Betts has started to heat up at the plate, proving that he’s just fine in his new spot in the lineup. There’s more pop in Betts’ bat than what Benny offers at this stage of his career, making Mookie better suited to be the one driving in runs. Betts has blasted 116 career home runs, only 41 of which have come with runners on base. He’s led off a game with a home run 16 times in his career. The swap at the top of the lineup is more about putting their best player in position to be a run producer than it is about Benny being the best man for the leadoff role.
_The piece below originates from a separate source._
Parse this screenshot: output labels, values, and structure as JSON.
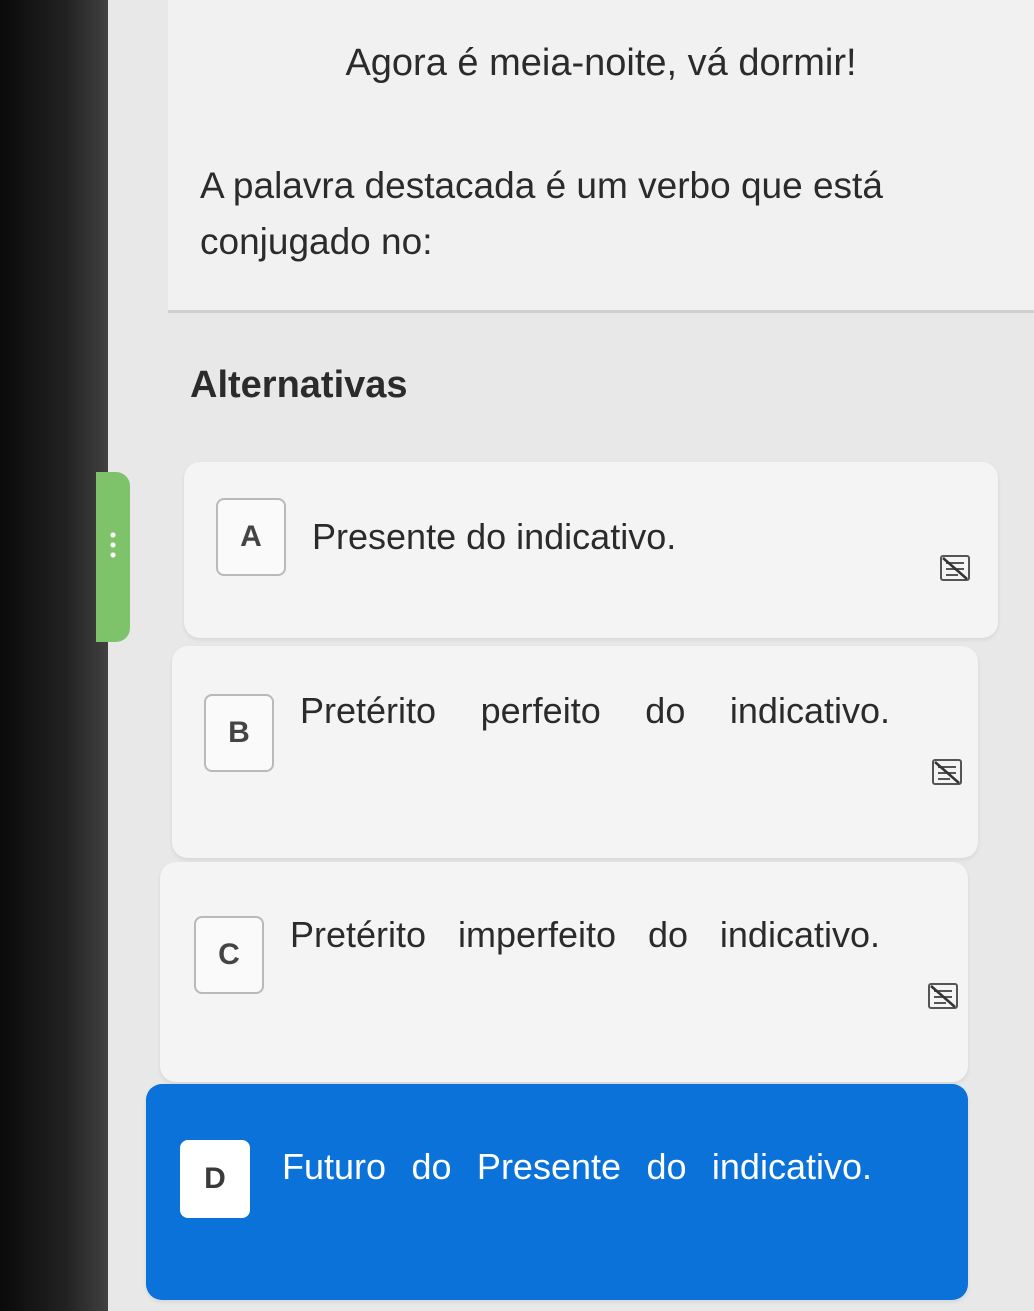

Benintendi has all the tools to be a great leadoff hitter. He gets on base and he has the speed to swipe a base. He can crank out extra-base hits and has 20+ homer upside but not quite enough power where you feel that it’s being wasted at the top of the lineup. The elite ability he’s shown in the early going to hit with runners on base has been impressive but the Red Sox have a few All-Stars capable of doing that too. Someone has to lead off. Based on the makeup of this roster, Benny is the best option, at least for now.
The lack of results leading off an inning or when the bases are empty are a bit concerning and something to keep an eye on as the season progresses, yet it’s not an urgent sign that the Red Sox need to make a change.